Trespass in Louisiana is defined as any unlawful physical invasion of the property of another without the other’s consent. Here, the thrust of Clare’s trespass action is that the Griswolds unlawfully entered her property without her permission to gain access to the branches overhanging the Griswold residence. Although everyone agreed that the tree service’s workers walked in Clare’s front yard and climbed the tree from her property, the crucial issue was whether she consented to their entry. Although Clare vehemently denied that she had given her consent for the work to either the tree surgeon or the Griswolds, her version of the events was in direct conflict with the Griswolds’ testimony.

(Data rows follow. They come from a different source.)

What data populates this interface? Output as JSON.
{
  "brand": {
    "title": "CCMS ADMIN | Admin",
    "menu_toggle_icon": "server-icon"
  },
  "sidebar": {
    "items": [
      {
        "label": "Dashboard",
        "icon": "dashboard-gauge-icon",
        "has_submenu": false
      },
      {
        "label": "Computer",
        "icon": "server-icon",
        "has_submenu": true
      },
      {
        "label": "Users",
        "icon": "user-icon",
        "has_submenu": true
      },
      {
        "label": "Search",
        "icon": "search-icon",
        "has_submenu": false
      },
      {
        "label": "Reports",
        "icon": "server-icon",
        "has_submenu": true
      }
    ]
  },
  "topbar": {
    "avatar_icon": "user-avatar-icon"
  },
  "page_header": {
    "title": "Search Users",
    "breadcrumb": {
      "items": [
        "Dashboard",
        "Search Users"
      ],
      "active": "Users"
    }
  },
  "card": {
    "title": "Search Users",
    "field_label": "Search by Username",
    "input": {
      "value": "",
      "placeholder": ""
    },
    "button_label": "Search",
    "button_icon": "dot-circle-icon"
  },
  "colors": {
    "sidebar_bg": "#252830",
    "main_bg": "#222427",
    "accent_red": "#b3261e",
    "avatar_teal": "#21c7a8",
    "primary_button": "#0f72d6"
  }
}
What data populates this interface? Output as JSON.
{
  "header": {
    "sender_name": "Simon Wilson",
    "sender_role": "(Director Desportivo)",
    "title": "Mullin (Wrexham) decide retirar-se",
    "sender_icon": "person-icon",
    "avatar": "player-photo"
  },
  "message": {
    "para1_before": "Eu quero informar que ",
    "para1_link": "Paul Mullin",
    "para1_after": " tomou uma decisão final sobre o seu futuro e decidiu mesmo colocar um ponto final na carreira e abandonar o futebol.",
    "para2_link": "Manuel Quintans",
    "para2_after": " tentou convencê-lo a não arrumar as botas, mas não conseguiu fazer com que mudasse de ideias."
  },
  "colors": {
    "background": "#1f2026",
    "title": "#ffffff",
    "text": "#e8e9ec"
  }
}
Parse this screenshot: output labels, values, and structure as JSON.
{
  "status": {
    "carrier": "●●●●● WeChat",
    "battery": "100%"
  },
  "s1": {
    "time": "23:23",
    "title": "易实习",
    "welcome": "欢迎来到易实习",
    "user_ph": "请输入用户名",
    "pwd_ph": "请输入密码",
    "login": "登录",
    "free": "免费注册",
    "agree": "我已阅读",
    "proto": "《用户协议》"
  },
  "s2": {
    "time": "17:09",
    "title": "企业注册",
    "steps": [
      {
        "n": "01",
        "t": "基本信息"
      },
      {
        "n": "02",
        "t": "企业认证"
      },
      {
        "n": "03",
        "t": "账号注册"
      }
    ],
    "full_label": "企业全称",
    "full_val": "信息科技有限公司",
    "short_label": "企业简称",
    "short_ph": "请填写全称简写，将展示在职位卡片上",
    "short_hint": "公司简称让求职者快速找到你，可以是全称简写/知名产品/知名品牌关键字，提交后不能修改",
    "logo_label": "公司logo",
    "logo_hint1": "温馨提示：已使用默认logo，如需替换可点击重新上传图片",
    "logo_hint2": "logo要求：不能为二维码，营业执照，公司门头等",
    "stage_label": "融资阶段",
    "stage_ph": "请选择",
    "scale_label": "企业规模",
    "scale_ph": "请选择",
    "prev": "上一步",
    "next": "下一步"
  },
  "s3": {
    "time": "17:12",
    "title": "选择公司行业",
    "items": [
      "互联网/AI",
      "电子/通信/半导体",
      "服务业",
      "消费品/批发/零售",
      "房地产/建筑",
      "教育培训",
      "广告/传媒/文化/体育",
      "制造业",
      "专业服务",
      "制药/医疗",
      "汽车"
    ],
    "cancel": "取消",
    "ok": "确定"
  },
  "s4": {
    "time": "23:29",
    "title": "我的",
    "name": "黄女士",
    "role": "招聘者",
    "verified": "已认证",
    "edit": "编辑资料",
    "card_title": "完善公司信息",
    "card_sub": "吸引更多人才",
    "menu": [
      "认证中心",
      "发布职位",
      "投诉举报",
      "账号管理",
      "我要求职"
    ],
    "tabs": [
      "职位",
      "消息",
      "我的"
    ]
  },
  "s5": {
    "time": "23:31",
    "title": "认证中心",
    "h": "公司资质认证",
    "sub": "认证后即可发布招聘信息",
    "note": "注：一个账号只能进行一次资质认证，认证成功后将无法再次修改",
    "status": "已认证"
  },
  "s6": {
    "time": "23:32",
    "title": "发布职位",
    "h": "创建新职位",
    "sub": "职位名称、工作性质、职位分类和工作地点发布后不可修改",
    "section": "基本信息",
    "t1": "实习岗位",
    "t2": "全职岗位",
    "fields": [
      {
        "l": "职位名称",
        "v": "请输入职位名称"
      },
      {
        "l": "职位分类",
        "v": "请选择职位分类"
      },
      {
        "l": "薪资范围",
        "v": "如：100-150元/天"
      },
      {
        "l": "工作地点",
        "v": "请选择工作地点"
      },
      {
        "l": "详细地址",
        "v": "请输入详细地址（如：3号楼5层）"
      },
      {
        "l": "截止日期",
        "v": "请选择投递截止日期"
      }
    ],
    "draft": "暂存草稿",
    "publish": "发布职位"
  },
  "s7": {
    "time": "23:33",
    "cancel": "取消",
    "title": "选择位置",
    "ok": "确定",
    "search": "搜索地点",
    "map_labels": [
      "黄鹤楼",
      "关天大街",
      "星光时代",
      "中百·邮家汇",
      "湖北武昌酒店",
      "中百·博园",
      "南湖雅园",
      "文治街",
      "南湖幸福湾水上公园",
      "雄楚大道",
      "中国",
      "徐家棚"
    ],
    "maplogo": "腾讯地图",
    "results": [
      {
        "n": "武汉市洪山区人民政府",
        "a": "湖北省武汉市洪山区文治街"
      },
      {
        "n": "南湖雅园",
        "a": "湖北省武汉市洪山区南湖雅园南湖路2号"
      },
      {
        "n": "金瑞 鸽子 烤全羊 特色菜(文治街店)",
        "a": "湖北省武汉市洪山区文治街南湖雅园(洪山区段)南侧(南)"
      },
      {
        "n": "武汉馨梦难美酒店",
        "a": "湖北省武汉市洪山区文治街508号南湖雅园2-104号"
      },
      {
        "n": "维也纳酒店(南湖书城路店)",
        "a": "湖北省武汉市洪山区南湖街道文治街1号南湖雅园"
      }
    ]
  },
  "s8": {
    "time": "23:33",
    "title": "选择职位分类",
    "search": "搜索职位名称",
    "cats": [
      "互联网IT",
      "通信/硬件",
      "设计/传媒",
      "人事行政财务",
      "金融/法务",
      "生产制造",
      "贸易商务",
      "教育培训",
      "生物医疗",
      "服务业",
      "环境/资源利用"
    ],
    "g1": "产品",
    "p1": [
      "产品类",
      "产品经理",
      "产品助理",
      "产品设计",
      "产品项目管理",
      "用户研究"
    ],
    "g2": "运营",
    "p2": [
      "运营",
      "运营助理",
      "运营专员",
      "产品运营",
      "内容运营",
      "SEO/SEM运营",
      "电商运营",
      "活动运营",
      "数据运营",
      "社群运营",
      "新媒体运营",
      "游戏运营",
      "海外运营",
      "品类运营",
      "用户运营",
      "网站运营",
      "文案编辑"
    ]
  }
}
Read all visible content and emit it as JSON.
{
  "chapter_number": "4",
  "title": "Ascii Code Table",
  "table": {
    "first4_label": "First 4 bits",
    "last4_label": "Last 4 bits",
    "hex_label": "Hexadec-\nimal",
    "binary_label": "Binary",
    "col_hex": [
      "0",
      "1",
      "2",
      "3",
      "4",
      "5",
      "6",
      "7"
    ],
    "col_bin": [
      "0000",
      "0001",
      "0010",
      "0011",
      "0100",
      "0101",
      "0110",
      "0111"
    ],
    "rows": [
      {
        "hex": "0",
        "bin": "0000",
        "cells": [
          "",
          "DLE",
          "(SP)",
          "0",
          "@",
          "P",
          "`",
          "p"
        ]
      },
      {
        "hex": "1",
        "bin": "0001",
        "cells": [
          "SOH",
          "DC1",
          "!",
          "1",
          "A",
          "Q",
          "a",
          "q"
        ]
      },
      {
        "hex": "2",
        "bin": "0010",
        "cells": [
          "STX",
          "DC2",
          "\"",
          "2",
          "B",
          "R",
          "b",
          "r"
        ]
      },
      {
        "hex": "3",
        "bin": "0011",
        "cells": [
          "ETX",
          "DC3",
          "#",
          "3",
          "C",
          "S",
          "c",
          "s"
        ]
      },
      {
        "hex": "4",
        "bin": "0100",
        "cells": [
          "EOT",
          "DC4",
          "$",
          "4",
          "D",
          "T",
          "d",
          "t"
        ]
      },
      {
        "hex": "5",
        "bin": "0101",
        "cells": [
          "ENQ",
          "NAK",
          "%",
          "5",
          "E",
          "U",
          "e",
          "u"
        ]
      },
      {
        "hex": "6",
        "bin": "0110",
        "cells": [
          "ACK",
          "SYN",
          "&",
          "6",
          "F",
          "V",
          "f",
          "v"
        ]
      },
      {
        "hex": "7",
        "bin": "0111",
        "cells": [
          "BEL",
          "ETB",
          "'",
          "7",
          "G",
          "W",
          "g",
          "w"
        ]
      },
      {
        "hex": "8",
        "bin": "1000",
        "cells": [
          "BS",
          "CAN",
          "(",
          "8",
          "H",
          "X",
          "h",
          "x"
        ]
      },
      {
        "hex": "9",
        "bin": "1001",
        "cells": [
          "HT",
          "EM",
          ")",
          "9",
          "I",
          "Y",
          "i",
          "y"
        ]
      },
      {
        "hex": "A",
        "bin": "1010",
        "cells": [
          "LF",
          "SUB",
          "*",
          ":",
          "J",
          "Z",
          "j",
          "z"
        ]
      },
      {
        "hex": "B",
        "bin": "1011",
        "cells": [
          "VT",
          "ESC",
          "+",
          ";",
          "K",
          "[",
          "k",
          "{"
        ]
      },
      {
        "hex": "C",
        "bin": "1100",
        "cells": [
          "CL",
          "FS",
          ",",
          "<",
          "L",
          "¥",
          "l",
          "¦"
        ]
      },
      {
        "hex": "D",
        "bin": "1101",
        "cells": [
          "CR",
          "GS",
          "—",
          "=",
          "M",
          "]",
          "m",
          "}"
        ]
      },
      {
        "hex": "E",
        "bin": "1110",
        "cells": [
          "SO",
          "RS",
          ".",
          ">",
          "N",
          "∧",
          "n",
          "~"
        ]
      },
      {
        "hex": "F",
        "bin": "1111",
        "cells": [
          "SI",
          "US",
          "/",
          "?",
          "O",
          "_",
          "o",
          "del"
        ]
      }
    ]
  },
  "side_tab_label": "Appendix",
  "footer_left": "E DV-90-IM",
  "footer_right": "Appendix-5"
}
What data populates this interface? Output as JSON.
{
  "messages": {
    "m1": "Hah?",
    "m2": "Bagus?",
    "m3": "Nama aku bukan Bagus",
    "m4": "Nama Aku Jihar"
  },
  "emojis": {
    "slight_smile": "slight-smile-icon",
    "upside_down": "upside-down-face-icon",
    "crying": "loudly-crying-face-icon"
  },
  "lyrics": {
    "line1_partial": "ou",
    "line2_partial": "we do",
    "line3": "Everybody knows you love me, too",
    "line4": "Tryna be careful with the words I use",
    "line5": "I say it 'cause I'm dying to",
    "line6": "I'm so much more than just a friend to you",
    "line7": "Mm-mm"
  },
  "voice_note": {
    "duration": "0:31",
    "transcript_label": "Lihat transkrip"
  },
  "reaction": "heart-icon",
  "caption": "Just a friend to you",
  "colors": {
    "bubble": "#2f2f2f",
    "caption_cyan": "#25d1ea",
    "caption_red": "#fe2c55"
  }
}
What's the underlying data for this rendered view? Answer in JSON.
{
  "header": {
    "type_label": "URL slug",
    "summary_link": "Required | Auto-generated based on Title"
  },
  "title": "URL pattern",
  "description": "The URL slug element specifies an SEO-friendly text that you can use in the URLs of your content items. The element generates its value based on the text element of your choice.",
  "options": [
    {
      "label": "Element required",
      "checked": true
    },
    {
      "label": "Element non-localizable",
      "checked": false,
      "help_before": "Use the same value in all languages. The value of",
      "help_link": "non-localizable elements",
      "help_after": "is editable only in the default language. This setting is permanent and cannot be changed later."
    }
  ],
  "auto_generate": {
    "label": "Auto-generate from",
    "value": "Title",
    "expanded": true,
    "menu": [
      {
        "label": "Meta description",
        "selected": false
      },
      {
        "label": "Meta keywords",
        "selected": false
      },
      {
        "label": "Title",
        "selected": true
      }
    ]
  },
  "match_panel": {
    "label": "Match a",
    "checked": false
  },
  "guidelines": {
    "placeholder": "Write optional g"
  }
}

Arborist Adrian Juttner testified he had obtained Clare’s oral permission to prune when he inspected the property with the Griswolds to prepare a cost estimate for the job. Adrian said that after discussing the matter with the Griswolds, he approached Clare, walked outside in her yard with her, and pointed out the limbs he was going to cut. She said “that was all very fine and good with her.” The Griswolds corroborated this, testifying they had discussed with Adrian the need for Clare’s permission with Juttner, who then walked to Clare’s house, and later returned to tell them he had received it.
There was adequate evidence in the record for the jury to find that Clare had consented to Adrian’s entry onto her property.
But Clare complained that oral approval aside, a trespass occurred because she gave no written permission to enter her property. In support of this argument, plaintiff relies on regulations of the Louisiana Horticulture Commission requiring every licensed tree surgeon to enter into a written contract with the property owner employing him to engage in tree surgery service and to obtain written permission from the owner before using “climbing irons” to climb the tree.
The Court said the regulations Clare relied on appear to require the tree surgeon to enter into a written contract with the property owner employing him. They do not require written consent from the adjoining land owner. Here, Adrian’s Tree Service gave the Griswolds a written memorandum, and that was sufficient.
“Conversion” in Louisiana is a distinct act of dominion wrongfully exerted over another’s property inconsistent with or in denial of the owner’s rights. Clare complained the jury erred in failing to award damages for Adrian’s conversion of the 800 lbs. of wood cut from the tree.
Clare testified that Adrian’s Tree Service disposed of the felled limbs and refused her request to retain them as firewood. Although Adrian acknowledged that Clare Beals had asked about firewood after the cutting had occurred, he testified that she was completely “irate and irrational” at the time of the incident and that he was not willing to expend the labor to chop up the branches, which were lying in the Griswolds’ driveway, and deliver the wood to Clare’s property. No evidence showed that any employee of Adrian’s Tree Service denied or refused to allow Clare access to remove the cut wood herself. Under the circumstances, the Court concluded that Clare had access to the wood and that Adrian merely refused to haul the wood to her. Adrian did not wrongfully exert dominion over the branches, especially in light of the evidence that Clare had earlier given her permission to prune the tree without mentioning her desire to retain the branches.
The Court further noted that the main thrust of Clare’s claim and evidence concerned her cause of action in trespass. Evidence of conversion was sketchy at best, the Court said.
Finally, Clare proffered testimony by two tree surgeons to support her argument that the tree was not trimmed as required by Horticultural Commission standards of tree pruning. In contrast to their views, however, the Griswolds’ tree expert testified that no damage was done to the tree in this case. The Court said photographs and testimony led to a conclusion that the tree is intact and healthy. Furthermore, the Court found, stumps remaining from the trimming may very well have resulted from plaintiff’s own abrupt halting of the work in progress on the morning of the incident.
The jury’s judgment that there was no negligence was supported by the evidence.
– Tom Root